§ What this task involves
Work out how many lines below hold the string "JSON" and state only that figure.
──────── Data under study ────────
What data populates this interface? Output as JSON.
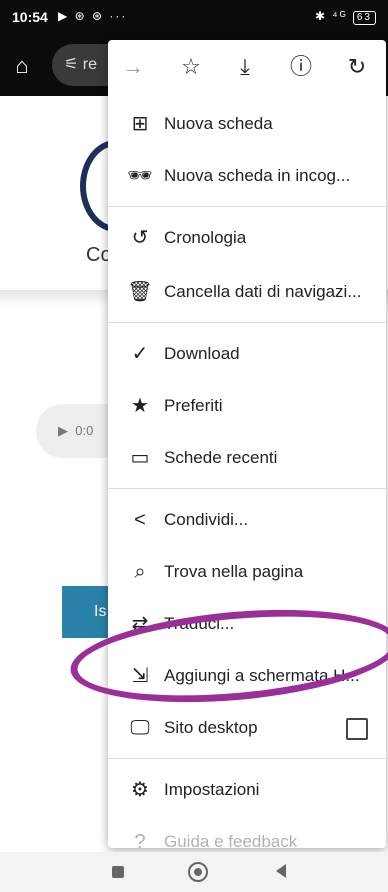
{
  "status": {
    "time": "10:54",
    "left_icons": "▶ ⊛ ⊛ ···",
    "right_icons": "✱ ⁴ᴳ",
    "battery": "63"
  },
  "toolbar": {
    "home_icon": "home-icon",
    "url_text": "re"
  },
  "page": {
    "visible_text": "Co",
    "audio_time": "0:0",
    "button_text": "Is"
  },
  "menu": {
    "top_row": [
      "back-forward-icon",
      "star-icon",
      "download-icon",
      "info-icon",
      "reload-icon"
    ],
    "items": [
      {
        "label": "Nuova scheda",
        "icon": "new-tab-icon"
      },
      {
        "label": "Nuova scheda in incog...",
        "icon": "incognito-icon"
      },
      {
        "label": "Cronologia",
        "icon": "history-icon"
      },
      {
        "label": "Cancella dati di navigazi...",
        "icon": "trash-icon"
      },
      {
        "label": "Download",
        "icon": "download-icon"
      },
      {
        "label": "Preferiti",
        "icon": "star-icon"
      },
      {
        "label": "Schede recenti",
        "icon": "recent-tabs-icon"
      },
      {
        "label": "Condividi...",
        "icon": "share-icon"
      },
      {
        "label": "Trova nella pagina",
        "icon": "find-in-page-icon"
      },
      {
        "label": "Traduci...",
        "icon": "translate-icon"
      },
      {
        "label": "Aggiungi a schermata H...",
        "icon": "add-to-home-icon"
      },
      {
        "label": "Sito desktop",
        "icon": "desktop-icon"
      },
      {
        "label": "Impostazioni",
        "icon": "settings-icon"
      },
      {
        "label": "Guida e feedback",
        "icon": "help-icon"
      }
    ]
  },
  "annotation": {
    "color": "#9b2f9a"
  }
}
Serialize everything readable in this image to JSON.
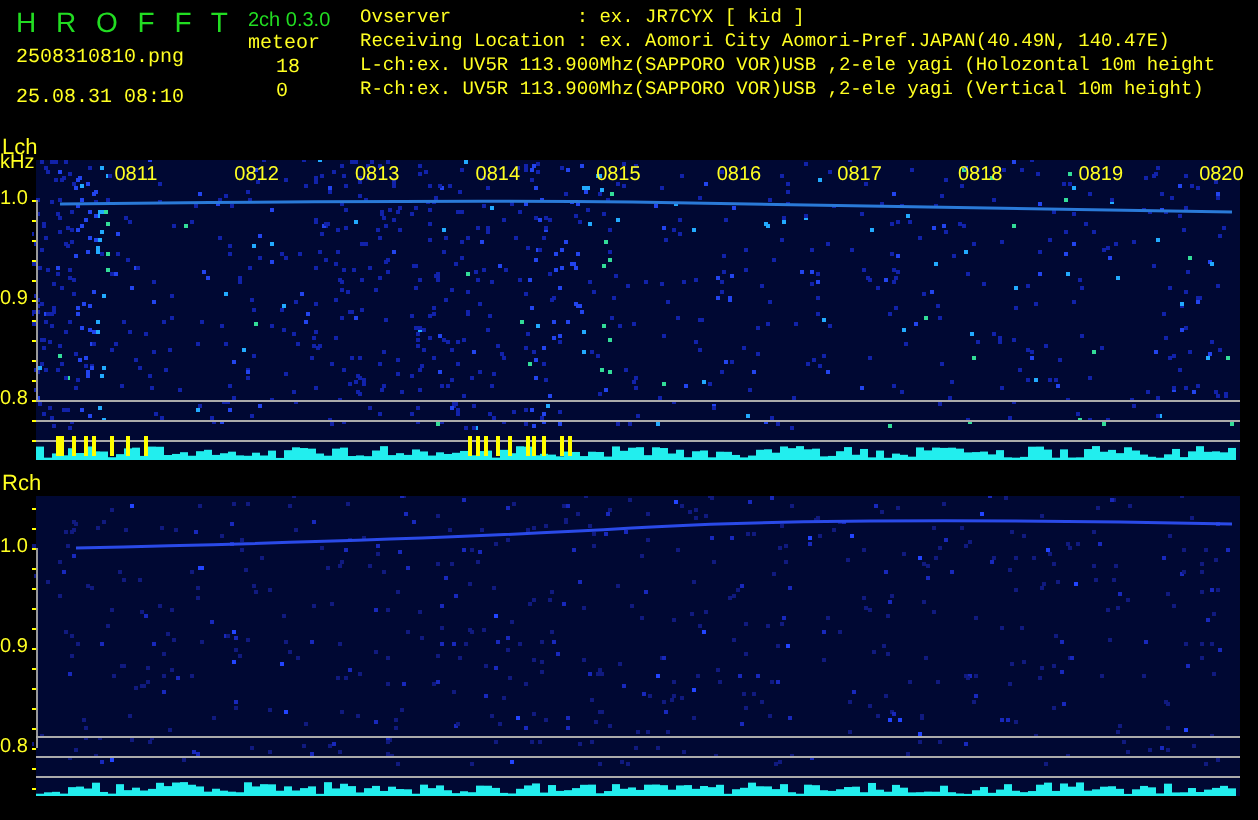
{
  "app": {
    "title": "H R O F F T",
    "version": "2ch 0.3.0",
    "filename": "2508310810.png",
    "datetime": "25.08.31 08:10"
  },
  "meteor": {
    "label": "meteor",
    "counts": [
      "18",
      "0"
    ]
  },
  "info": [
    "Ovserver           : ex. JR7CYX [ kid ]",
    "Receiving Location : ex. Aomori City Aomori-Pref.JAPAN(40.49N, 140.47E)",
    "L-ch:ex. UV5R 113.900Mhz(SAPPORO VOR)USB ,2-ele yagi (Holozontal 10m height",
    "R-ch:ex. UV5R 113.900Mhz(SAPPORO VOR)USB ,2-ele yagi (Vertical 10m height)"
  ],
  "panels": [
    {
      "label": "Lch",
      "unit": "kHz",
      "time_labels": [
        "0811",
        "0812",
        "0813",
        "0814",
        "0815",
        "0816",
        "0817",
        "0818",
        "0819",
        "0820"
      ],
      "y_labels": [
        "1.0",
        "0.9",
        "0.8"
      ]
    },
    {
      "label": "Rch",
      "y_labels": [
        "1.0",
        "0.9",
        "0.8"
      ]
    }
  ]
}
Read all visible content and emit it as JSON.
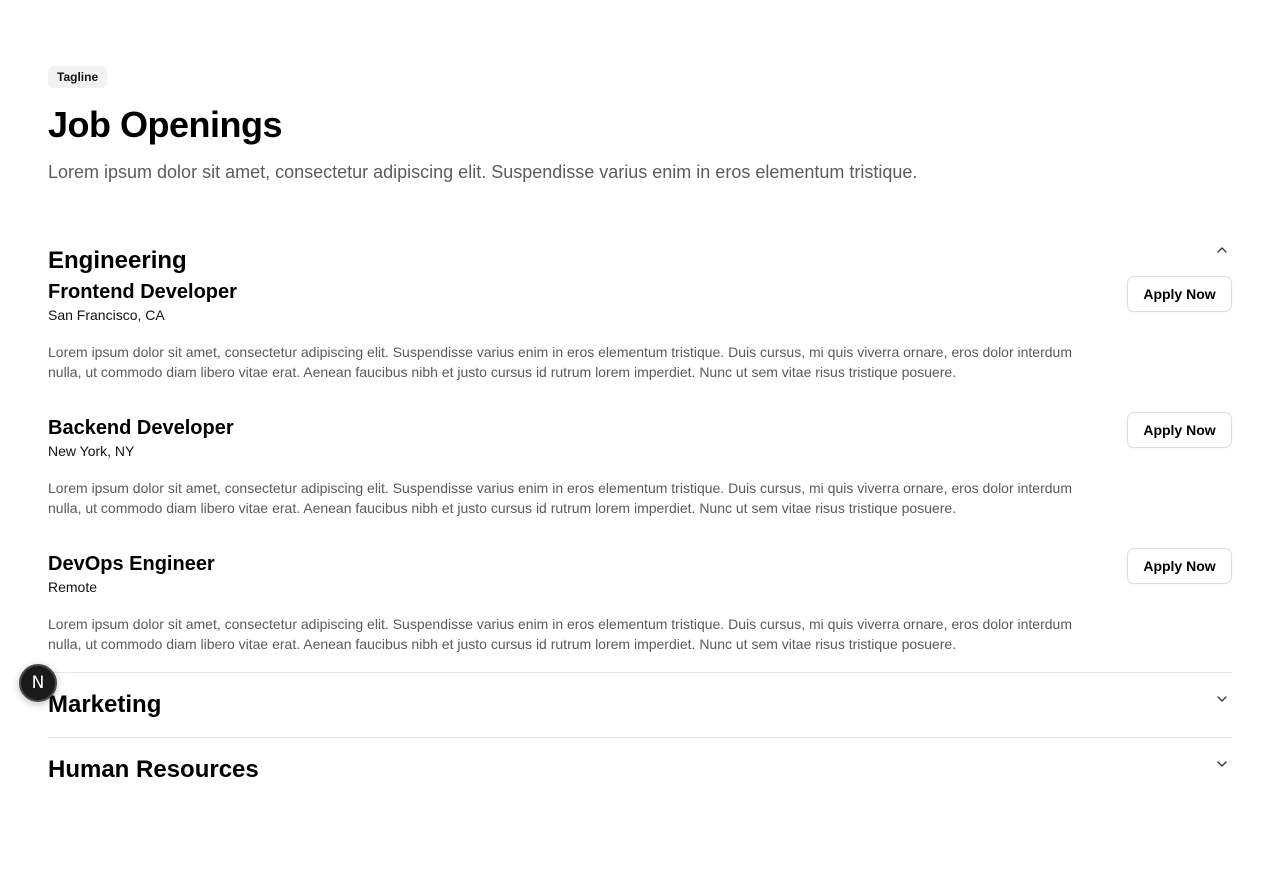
{
  "header": {
    "tagline": "Tagline",
    "title": "Job Openings",
    "subtitle": "Lorem ipsum dolor sit amet, consectetur adipiscing elit. Suspendisse varius enim in eros elementum tristique."
  },
  "departments": [
    {
      "name": "Engineering",
      "expanded": true,
      "chevron_icon": "chevron-up-icon",
      "jobs": [
        {
          "title": "Frontend Developer",
          "location": "San Francisco, CA",
          "description": "Lorem ipsum dolor sit amet, consectetur adipiscing elit. Suspendisse varius enim in eros elementum tristique. Duis cursus, mi quis viverra ornare, eros dolor interdum nulla, ut commodo diam libero vitae erat. Aenean faucibus nibh et justo cursus id rutrum lorem imperdiet. Nunc ut sem vitae risus tristique posuere.",
          "apply_label": "Apply Now"
        },
        {
          "title": "Backend Developer",
          "location": "New York, NY",
          "description": "Lorem ipsum dolor sit amet, consectetur adipiscing elit. Suspendisse varius enim in eros elementum tristique. Duis cursus, mi quis viverra ornare, eros dolor interdum nulla, ut commodo diam libero vitae erat. Aenean faucibus nibh et justo cursus id rutrum lorem imperdiet. Nunc ut sem vitae risus tristique posuere.",
          "apply_label": "Apply Now"
        },
        {
          "title": "DevOps Engineer",
          "location": "Remote",
          "description": "Lorem ipsum dolor sit amet, consectetur adipiscing elit. Suspendisse varius enim in eros elementum tristique. Duis cursus, mi quis viverra ornare, eros dolor interdum nulla, ut commodo diam libero vitae erat. Aenean faucibus nibh et justo cursus id rutrum lorem imperdiet. Nunc ut sem vitae risus tristique posuere.",
          "apply_label": "Apply Now"
        }
      ]
    },
    {
      "name": "Marketing",
      "expanded": false,
      "chevron_icon": "chevron-down-icon"
    },
    {
      "name": "Human Resources",
      "expanded": false,
      "chevron_icon": "chevron-down-icon"
    }
  ],
  "floating_badge": {
    "letter": "N",
    "icon": "nextjs-logo-icon"
  },
  "colors": {
    "text": "#000000",
    "muted": "#5c5c5c",
    "border": "#e5e5e5",
    "tagline_bg": "#f2f2f2",
    "badge_bg": "#1a1a1a"
  }
}
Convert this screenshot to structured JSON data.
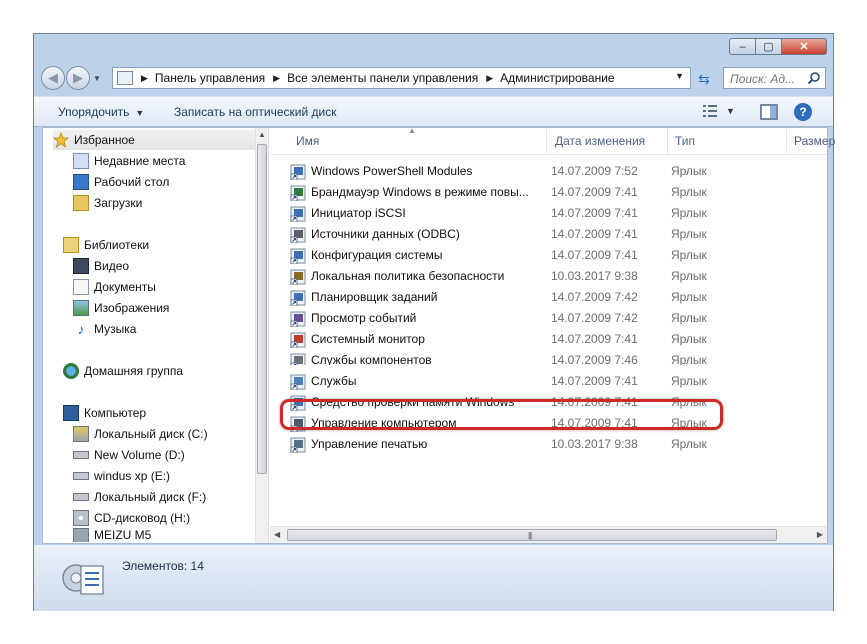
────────
§ Response area
4